On July 7, 2000, Scary Movie ushered in a new breed of spoof movies. While it was a huge crowd pleaser, garnering $278 million worldwide, it still wasn’t up to par with the likes of the ZAZ crew of brothers David and Jerry Zucker and Jim Abrahams. Since the first Scary Movie, there has been a steady decline in quality. Not only did most critics hate Scary Movies 2, 3, and 4, we also had to suffer through the succession of movies brought to us by Aaron Seltzer and Jason Friedberg (Date Movie, Epic Movie, Meet the Spartans, Disaster Movie, Vampires Suck). Yes, the days of Airplane!, Top Secret!, The Naked Guns and Hot Shots! are truly over.
Now it seems that these films are being rightfully banished to the direct-to-video dump where they belong. After having already suffered through Supernatural Activity a mere two months ago, now an even worse offender has been wrought in the form of 30 Nights of Paranormal Activity with the Devil Inside the Girl with the Dragon Tattoo from the same man who “treated” us to The 41-Year-Old-Virgin Who Knocked Up Sarah Marshall and Felt Superbad About It. Trust me when I say that the films found within his titles are no more imaginative than that. Writer/director Craig Moss is running with the Seltzer/Friedberg template that string a bunch of movie/TV/commercial references together cobbled alongside fart, piss, and dick jokes, thinking he’s got himself the funniest movie you’ll ever see. I think not.
30 Nights begins with a Storage Wars episode spoof now called “Storage Battles,” wherein two sisters have just bought a storage unit for $75. Inside they find Adele (Melissa Fosse-Dunne) playing a piano and a VHS tape labeled “Found Footage.” The two sisters decide to watch the tape which consists of a documentary about Dana (Kathryn Fiore) who is off to visit her father Herb (French Stewart), who’s been locked up in the world’s best psychiatric hospital located in Italy where the nurses include Mario and Luigi.

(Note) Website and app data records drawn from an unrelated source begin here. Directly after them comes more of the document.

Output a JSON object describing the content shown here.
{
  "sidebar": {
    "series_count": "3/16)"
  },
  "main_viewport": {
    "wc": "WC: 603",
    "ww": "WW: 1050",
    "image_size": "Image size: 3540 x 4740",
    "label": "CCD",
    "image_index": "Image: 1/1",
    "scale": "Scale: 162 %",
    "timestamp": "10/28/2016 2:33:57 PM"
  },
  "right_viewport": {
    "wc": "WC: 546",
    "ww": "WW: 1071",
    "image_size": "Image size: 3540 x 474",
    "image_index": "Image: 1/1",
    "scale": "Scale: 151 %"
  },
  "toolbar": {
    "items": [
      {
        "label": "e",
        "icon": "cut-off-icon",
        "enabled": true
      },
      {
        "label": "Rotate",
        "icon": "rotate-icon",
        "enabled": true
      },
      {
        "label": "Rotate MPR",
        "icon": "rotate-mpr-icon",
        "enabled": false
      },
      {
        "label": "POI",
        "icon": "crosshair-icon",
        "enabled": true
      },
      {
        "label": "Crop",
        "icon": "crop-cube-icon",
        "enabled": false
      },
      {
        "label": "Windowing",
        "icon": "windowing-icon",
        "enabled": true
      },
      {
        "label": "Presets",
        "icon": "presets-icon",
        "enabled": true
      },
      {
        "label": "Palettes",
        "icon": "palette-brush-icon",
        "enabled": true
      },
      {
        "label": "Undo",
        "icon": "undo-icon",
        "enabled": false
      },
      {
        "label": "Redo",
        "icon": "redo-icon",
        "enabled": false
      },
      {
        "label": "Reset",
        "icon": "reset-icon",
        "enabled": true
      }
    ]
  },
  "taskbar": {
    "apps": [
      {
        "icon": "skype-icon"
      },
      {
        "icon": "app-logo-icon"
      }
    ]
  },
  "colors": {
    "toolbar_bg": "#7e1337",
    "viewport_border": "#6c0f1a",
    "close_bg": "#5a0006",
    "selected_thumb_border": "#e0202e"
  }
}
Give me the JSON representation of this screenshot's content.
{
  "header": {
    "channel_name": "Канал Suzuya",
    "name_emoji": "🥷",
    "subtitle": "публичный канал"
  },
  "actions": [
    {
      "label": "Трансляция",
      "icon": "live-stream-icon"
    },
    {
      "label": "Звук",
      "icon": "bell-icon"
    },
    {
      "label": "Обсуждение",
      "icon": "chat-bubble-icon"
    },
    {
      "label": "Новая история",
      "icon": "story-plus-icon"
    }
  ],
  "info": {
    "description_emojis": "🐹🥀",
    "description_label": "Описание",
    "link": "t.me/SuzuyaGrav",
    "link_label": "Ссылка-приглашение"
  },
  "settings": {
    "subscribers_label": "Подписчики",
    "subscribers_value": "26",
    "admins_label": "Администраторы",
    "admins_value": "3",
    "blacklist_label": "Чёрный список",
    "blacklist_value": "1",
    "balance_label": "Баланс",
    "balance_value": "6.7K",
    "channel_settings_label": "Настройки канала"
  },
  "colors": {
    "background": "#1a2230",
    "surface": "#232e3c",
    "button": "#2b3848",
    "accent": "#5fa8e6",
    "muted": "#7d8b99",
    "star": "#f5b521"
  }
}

Herb has been locked away after being possessed and killing the entire cast of The Artist back in 1989. (See what kind of logic Moss thinks is funny?)